*** Block opens ***

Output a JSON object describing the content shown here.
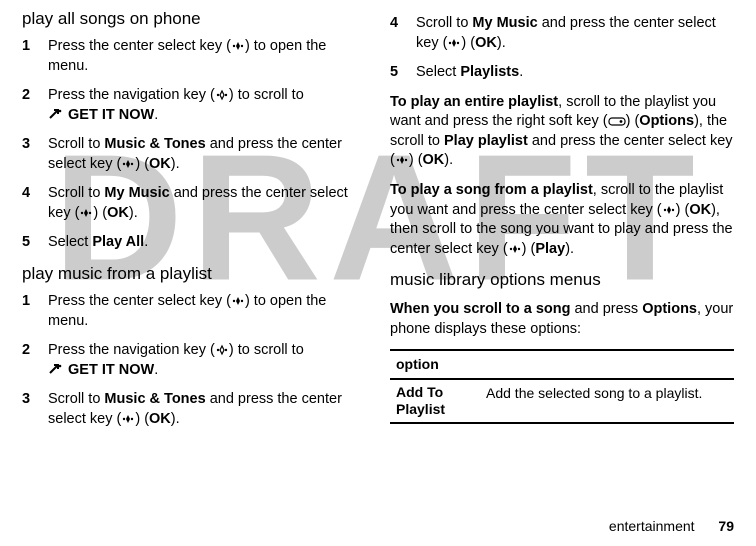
{
  "watermark": "DRAFT",
  "icons": {
    "center": "center-select-icon",
    "nav": "navigation-key-icon",
    "arrow": "get-it-now-arrow-icon",
    "softkey": "right-soft-key-icon"
  },
  "labels": {
    "get_it_now": "GET IT NOW",
    "music_tones": "Music & Tones",
    "ok": "OK",
    "my_music": "My Music",
    "play_all": "Play All",
    "playlists": "Playlists",
    "options": "Options",
    "play_playlist": "Play playlist",
    "play": "Play",
    "add_to_playlist": "Add To Playlist"
  },
  "left": {
    "h_all": "play all songs on phone",
    "h_playlist": "play music from a playlist",
    "steps_all": [
      {
        "n": "1",
        "pre": "Press the center select key (",
        "post": ") to open the menu."
      },
      {
        "n": "2",
        "pre": "Press the navigation key (",
        "mid": ") to scroll to ",
        "post": "."
      },
      {
        "n": "3",
        "pre": "Scroll to ",
        "mid": " and press the center select key (",
        "post": ")."
      },
      {
        "n": "4",
        "pre": "Scroll to ",
        "mid": " and press the center select key (",
        "post": ")."
      },
      {
        "n": "5",
        "pre": "Select ",
        "post": "."
      }
    ],
    "steps_pl": [
      {
        "n": "1",
        "pre": "Press the center select key (",
        "post": ") to open the menu."
      },
      {
        "n": "2",
        "pre": "Press the navigation key (",
        "mid": ") to scroll to ",
        "post": "."
      },
      {
        "n": "3",
        "pre": "Scroll to ",
        "mid": " and press the center select key (",
        "post": ")."
      }
    ]
  },
  "right": {
    "steps_cont": [
      {
        "n": "4",
        "pre": "Scroll to ",
        "mid": " and press the center select key (",
        "post": ")."
      },
      {
        "n": "5",
        "pre": "Select ",
        "post": "."
      }
    ],
    "p1": {
      "lead": "To play an entire playlist",
      "a": ", scroll to the playlist you want and press the right soft key (",
      "b": ") (",
      "c": "), the scroll to ",
      "d": " and press the center select key (",
      "e": ") (",
      "f": ")."
    },
    "p2": {
      "lead": "To play a song from a playlist",
      "a": ", scroll to the playlist you want and press the center select key (",
      "b": ") (",
      "c": "), then scroll to the song you want to play and press the center select key (",
      "d": ") (",
      "e": ")."
    },
    "h_menus": "music library options menus",
    "p3": {
      "lead": "When you scroll to a song",
      "a": " and press ",
      "b": ", your phone displays these options:"
    },
    "table": {
      "header": "option",
      "row_desc": "Add the selected song to a playlist."
    }
  },
  "footer": {
    "section": "entertainment",
    "page": "79"
  }
}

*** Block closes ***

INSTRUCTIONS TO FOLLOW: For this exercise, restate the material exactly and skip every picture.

WRITTEN ANSWER:
Output a JSON object describing the content shown here.
{
  "watermark": "DRAFT",
  "icons": {
    "center": "center-select-icon",
    "nav": "navigation-key-icon",
    "arrow": "get-it-now-arrow-icon",
    "softkey": "right-soft-key-icon"
  },
  "labels": {
    "get_it_now": "GET IT NOW",
    "music_tones": "Music & Tones",
    "ok": "OK",
    "my_music": "My Music",
    "play_all": "Play All",
    "playlists": "Playlists",
    "options": "Options",
    "play_playlist": "Play playlist",
    "play": "Play",
    "add_to_playlist": "Add To Playlist"
  },
  "left": {
    "h_all": "play all songs on phone",
    "h_playlist": "play music from a playlist",
    "steps_all": [
      {
        "n": "1",
        "pre": "Press the center select key (",
        "post": ") to open the menu."
      },
      {
        "n": "2",
        "pre": "Press the navigation key (",
        "mid": ") to scroll to ",
        "post": "."
      },
      {
        "n": "3",
        "pre": "Scroll to ",
        "mid": " and press the center select key (",
        "post": ")."
      },
      {
        "n": "4",
        "pre": "Scroll to ",
        "mid": " and press the center select key (",
        "post": ")."
      },
      {
        "n": "5",
        "pre": "Select ",
        "post": "."
      }
    ],
    "steps_pl": [
      {
        "n": "1",
        "pre": "Press the center select key (",
        "post": ") to open the menu."
      },
      {
        "n": "2",
        "pre": "Press the navigation key (",
        "mid": ") to scroll to ",
        "post": "."
      },
      {
        "n": "3",
        "pre": "Scroll to ",
        "mid": " and press the center select key (",
        "post": ")."
      }
    ]
  },
  "right": {
    "steps_cont": [
      {
        "n": "4",
        "pre": "Scroll to ",
        "mid": " and press the center select key (",
        "post": ")."
      },
      {
        "n": "5",
        "pre": "Select ",
        "post": "."
      }
    ],
    "p1": {
      "lead": "To play an entire playlist",
      "a": ", scroll to the playlist you want and press the right soft key (",
      "b": ") (",
      "c": "), the scroll to ",
      "d": " and press the center select key (",
      "e": ") (",
      "f": ")."
    },
    "p2": {
      "lead": "To play a song from a playlist",
      "a": ", scroll to the playlist you want and press the center select key (",
      "b": ") (",
      "c": "), then scroll to the song you want to play and press the center select key (",
      "d": ") (",
      "e": ")."
    },
    "h_menus": "music library options menus",
    "p3": {
      "lead": "When you scroll to a song",
      "a": " and press ",
      "b": ", your phone displays these options:"
    },
    "table": {
      "header": "option",
      "row_desc": "Add the selected song to a playlist."
    }
  },
  "footer": {
    "section": "entertainment",
    "page": "79"
  }
}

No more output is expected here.